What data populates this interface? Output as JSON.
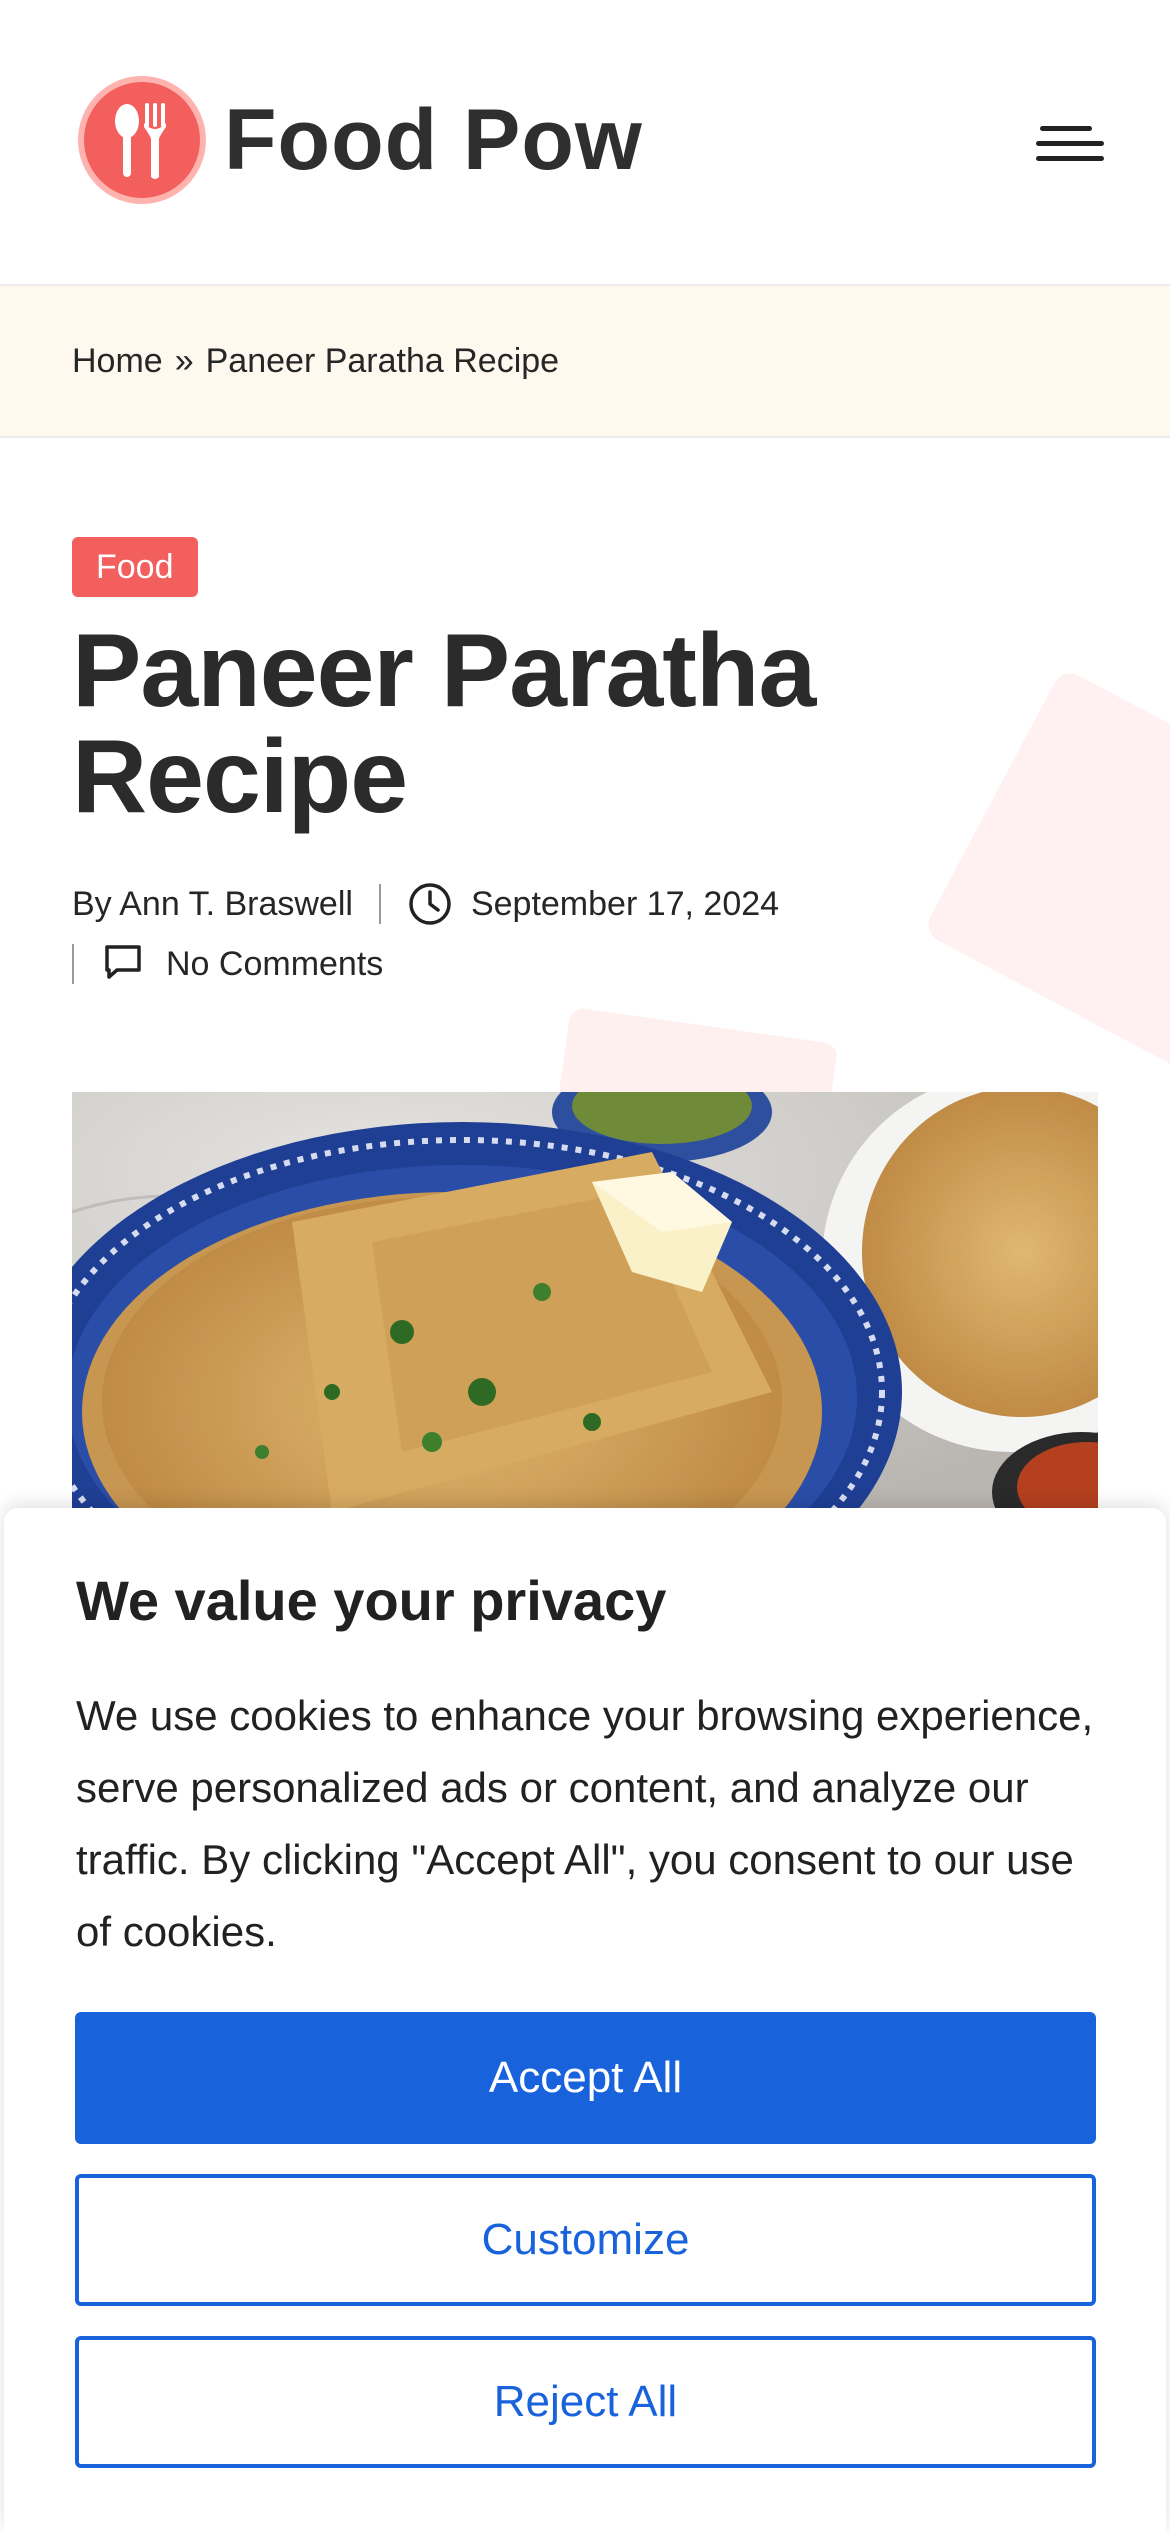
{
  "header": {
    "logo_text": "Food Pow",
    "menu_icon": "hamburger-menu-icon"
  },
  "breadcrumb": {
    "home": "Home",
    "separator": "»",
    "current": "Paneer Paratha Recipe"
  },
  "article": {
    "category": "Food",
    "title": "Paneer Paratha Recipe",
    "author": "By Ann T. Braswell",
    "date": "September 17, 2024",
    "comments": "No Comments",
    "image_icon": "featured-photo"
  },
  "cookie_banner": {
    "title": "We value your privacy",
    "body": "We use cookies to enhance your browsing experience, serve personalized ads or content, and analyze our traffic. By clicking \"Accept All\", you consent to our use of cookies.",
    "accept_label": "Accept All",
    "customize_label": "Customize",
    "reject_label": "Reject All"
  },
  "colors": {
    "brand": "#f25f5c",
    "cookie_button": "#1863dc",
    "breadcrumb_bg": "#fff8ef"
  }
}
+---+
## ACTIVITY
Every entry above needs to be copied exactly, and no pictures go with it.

## EXERCISE SOLUTION
What data populates this interface? Output as JSON.
{
  "header": {
    "logo_text": "Food Pow",
    "menu_icon": "hamburger-menu-icon"
  },
  "breadcrumb": {
    "home": "Home",
    "separator": "»",
    "current": "Paneer Paratha Recipe"
  },
  "article": {
    "category": "Food",
    "title": "Paneer Paratha Recipe",
    "author": "By Ann T. Braswell",
    "date": "September 17, 2024",
    "comments": "No Comments",
    "image_icon": "featured-photo"
  },
  "cookie_banner": {
    "title": "We value your privacy",
    "body": "We use cookies to enhance your browsing experience, serve personalized ads or content, and analyze our traffic. By clicking \"Accept All\", you consent to our use of cookies.",
    "accept_label": "Accept All",
    "customize_label": "Customize",
    "reject_label": "Reject All"
  },
  "colors": {
    "brand": "#f25f5c",
    "cookie_button": "#1863dc",
    "breadcrumb_bg": "#fff8ef"
  }
}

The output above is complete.